They often stay late in the evenings as well, making sure all of the animals are safe and comfortable for their sleepovers.
Although she isn’t as into the late nights at the midway like in her younger days, Emily said she missed seeing friends with their projects, catching up and the 4-H pizza party that always lessens the stress of the fair competition.
Emily will still be able to contribute next summer, although with college on the horizon, she admits it may likely be less than her busy high school years.
When Jody had to break the news to her 4-H club, and Emily, that the Green County Fair was canceled, she said it was difficult, but they weren’t completely surprised.
“I’m a nurse, so I saw it coming,” she said. “It was sad, but I totally understood and all of the 4-Hers understood that we have to be safe.”
Although the fair is an “awesome finale” for 4-H groups who work on projects for months, Jody said she assured them that it was only a “small piece of the puzzle” and that everything they do is still important.
4-H brings love, lessons
The family doesn’t live on a dairy farm but reside less than two miles from Jody’s parents’ farm; they have allowed the Makos children to keep their large animals there and it’s where Emily has kept her jersey cows.
The Makos family has a hobby farm just outside of Juda with Jody and father, Eric, and Emily said that’s where her love of animals began. Like most children, Emily liked bunnies and around 8 years old she received a New Zealand White for her birthday. It was the start of a lifelong love. Once the family then attended a rabbit show, she was hooked.
Today, Emily raises hundreds of rabbits, selling some for dog food, others for human consumption, therapy pets and, of course, she keeps some for herself to enjoy as pets and to show at the fair. Now Emily raises meat rabbits to sell as well as provides show bunnies to other 4-H members. She also helps guide them to do their best.

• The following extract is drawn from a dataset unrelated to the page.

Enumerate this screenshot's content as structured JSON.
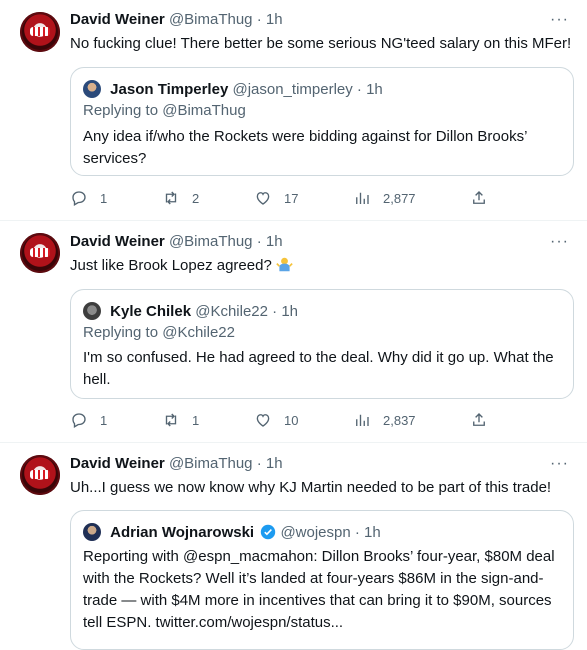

4-H has been a part of Emily’s life for nearly as long as she can remember. She started as a Cloverbud, likely around age 6. She followed in some footsteps of older members, getting interested in things like photography and other crafts.
People think she loves the spotlight, but she truly doesn’t. She’s probably happier in the background, pushing others to be their best.Jody Makos, Emily's mother
“I watched older members and they really became my mentors,” Emily said.
Jody has led Spring Grove Honest Workers for about six years but has always been involved with the group. She actually grew up in the same 4-H club and has fond memories of dedicated leaders who opened their homes and hearts through the years.
She said she’s watched her daughter find the same love for agriculture and develop a passion to also become a quiet leader, often serving as a “calm in the darkness” for younger 4-H members who might need a little help along the way.
When Emily started, she would take her rabbits to other experts who could tell her which were good to keep and which should be culled. Now, Emily provides her own expertise for other 4-Hers looking for advice, truly coming full circle with the group.
The memories of 4-H are what will always stick with her, Emily said, like finding the strangest items along the highway during the cleanup events and getting caught in a rainstorm with a group one year at the fair and hiding under a tarp.
Emily plans to attend Concordia University in Mequon to study occupational therapy and hopes one day to incorporate animals into her work. She’s spending her summer working at Caravel Autism Health where she works with youth as well.
Jody said the house will be quieter without Emily, who often finds solace in instruments and singing, which has become the background in the Makos household.